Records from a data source
=== Section Start ===
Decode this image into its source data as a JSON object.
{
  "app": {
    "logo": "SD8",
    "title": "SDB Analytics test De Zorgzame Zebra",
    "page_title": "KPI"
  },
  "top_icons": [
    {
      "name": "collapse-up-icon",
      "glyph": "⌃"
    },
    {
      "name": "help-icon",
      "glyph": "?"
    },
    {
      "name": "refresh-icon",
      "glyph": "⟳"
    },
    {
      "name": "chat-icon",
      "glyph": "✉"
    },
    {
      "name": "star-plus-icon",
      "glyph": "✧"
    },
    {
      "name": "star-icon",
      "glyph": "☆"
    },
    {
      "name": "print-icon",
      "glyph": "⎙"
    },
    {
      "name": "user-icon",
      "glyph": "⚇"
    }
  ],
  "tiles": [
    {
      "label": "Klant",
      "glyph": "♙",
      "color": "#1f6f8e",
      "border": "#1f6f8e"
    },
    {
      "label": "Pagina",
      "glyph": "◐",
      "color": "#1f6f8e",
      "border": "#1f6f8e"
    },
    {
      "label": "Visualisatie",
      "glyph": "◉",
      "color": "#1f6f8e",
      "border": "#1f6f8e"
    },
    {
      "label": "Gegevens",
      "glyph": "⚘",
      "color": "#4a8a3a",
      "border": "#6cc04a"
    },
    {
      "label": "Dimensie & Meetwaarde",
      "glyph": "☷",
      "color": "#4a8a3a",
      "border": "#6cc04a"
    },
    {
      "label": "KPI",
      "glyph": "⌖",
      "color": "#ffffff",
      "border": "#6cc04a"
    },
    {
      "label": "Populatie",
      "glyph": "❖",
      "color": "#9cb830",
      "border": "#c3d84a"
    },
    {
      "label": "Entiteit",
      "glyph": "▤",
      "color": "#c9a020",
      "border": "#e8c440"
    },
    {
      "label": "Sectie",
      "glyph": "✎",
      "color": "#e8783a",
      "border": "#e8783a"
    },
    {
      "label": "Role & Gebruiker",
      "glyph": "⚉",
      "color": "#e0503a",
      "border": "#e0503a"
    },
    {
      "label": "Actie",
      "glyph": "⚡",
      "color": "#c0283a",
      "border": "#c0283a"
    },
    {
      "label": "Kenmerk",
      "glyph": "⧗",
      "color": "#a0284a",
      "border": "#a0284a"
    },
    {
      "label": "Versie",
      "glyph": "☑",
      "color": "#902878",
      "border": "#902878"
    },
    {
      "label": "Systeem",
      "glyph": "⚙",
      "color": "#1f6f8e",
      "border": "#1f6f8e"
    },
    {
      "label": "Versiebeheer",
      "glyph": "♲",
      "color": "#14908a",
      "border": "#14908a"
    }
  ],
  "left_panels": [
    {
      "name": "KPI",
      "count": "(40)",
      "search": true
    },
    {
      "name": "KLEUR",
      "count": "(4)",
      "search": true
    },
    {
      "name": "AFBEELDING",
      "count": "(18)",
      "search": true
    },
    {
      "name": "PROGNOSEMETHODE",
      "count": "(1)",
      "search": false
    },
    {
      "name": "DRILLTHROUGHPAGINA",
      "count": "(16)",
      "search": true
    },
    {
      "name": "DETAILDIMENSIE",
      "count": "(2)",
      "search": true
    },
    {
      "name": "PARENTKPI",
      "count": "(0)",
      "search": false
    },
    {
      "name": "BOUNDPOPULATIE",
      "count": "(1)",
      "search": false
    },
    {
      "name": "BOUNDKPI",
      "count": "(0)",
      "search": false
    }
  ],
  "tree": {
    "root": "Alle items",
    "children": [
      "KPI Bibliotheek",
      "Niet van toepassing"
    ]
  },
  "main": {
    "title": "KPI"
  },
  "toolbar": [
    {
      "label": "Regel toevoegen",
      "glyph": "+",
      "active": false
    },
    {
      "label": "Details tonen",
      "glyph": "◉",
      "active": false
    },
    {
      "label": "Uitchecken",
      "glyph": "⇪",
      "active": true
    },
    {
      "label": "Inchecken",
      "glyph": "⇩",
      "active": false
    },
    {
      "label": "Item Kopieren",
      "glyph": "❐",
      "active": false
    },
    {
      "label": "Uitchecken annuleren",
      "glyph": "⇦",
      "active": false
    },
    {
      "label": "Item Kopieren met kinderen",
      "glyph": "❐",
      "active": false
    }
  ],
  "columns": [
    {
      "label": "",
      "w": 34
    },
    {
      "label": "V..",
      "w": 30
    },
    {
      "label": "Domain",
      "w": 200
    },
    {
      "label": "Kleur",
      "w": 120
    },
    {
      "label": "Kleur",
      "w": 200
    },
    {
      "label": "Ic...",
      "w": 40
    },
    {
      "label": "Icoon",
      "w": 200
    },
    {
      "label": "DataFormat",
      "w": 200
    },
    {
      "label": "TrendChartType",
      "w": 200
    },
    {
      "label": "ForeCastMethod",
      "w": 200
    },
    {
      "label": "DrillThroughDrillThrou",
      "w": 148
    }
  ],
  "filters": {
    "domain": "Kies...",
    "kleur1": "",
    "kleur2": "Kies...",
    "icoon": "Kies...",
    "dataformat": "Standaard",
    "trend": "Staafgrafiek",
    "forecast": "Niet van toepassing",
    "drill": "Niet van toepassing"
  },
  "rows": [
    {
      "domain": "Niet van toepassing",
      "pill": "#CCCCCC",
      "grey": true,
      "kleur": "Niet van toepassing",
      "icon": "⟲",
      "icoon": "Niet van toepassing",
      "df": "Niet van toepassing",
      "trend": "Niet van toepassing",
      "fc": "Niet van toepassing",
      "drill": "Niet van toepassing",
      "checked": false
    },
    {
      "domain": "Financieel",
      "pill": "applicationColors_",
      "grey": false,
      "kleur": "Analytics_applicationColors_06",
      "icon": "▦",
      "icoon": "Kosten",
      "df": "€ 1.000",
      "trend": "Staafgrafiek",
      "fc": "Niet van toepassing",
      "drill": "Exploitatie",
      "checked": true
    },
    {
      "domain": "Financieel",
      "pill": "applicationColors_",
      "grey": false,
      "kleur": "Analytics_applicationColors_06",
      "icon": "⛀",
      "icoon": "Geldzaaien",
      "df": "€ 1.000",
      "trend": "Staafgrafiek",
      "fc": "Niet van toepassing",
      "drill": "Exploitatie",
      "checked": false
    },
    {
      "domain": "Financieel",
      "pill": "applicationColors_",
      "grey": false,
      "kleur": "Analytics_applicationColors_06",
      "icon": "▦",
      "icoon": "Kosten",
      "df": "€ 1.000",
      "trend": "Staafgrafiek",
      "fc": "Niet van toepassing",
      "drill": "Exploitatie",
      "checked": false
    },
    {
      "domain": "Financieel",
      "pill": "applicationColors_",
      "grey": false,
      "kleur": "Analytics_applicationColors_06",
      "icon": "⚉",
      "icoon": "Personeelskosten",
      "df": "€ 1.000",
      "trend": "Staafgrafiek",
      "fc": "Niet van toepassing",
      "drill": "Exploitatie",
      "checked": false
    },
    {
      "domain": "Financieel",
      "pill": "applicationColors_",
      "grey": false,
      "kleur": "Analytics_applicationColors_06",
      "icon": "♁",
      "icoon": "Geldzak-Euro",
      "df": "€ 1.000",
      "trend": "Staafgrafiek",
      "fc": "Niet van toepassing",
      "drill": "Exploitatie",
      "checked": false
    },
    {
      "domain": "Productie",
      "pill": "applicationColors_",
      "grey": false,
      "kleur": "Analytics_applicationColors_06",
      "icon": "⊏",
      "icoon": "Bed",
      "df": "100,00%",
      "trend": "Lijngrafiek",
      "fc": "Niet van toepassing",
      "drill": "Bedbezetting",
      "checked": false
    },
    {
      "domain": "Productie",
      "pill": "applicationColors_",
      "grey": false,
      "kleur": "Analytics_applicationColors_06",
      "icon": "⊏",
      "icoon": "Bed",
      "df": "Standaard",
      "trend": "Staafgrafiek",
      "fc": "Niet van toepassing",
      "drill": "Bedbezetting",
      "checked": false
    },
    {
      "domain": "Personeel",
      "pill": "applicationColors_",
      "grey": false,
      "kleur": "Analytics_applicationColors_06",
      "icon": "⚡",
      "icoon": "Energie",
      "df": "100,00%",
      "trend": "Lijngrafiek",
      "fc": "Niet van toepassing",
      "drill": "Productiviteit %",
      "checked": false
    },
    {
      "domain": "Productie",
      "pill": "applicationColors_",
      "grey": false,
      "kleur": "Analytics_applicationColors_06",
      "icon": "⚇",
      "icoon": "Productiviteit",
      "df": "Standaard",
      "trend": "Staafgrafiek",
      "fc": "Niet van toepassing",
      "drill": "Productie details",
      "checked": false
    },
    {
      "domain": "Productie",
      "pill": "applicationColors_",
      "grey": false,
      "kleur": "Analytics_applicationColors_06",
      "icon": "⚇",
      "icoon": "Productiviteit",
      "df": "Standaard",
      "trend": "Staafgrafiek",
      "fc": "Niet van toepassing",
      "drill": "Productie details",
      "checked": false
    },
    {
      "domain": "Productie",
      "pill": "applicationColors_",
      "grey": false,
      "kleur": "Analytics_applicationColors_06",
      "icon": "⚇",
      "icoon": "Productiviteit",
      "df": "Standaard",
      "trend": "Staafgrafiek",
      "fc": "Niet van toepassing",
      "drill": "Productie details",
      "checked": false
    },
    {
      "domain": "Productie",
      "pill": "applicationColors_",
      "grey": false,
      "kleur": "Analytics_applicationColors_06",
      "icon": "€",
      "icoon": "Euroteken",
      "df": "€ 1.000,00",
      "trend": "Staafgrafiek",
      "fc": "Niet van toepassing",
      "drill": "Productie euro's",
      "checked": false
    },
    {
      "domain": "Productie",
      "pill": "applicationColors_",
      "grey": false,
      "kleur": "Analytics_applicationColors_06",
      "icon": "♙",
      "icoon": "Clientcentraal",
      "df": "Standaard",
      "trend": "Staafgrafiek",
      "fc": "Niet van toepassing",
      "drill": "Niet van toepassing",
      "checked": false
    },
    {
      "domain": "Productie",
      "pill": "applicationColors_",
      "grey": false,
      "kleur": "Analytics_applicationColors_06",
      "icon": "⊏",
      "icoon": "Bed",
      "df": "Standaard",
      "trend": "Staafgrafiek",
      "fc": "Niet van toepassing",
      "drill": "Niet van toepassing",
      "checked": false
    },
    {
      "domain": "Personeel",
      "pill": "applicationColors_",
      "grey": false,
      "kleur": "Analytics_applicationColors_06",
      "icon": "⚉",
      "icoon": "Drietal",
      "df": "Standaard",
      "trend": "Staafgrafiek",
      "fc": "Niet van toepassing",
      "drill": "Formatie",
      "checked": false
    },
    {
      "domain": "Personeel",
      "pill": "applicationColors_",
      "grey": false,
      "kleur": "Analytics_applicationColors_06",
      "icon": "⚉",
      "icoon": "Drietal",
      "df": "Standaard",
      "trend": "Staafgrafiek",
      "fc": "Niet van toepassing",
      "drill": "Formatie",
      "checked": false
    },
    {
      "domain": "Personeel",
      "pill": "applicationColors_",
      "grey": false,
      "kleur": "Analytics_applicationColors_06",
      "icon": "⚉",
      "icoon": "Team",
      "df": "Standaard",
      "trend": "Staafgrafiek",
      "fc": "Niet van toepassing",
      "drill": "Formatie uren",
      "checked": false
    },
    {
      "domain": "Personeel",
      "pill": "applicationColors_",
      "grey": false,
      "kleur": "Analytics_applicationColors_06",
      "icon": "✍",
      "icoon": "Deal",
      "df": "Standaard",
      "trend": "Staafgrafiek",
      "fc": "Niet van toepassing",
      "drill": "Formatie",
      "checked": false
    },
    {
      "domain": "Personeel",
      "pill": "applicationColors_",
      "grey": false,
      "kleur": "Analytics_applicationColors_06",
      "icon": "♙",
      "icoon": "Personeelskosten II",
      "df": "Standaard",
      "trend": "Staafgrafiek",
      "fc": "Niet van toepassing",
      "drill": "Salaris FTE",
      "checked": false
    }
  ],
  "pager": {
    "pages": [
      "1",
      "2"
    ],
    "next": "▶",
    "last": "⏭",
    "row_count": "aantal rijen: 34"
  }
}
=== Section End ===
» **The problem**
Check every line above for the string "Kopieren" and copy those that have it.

» **Output for this exercise**
      "label": "Item Kopieren",
      "label": "Item Kopieren met kinderen",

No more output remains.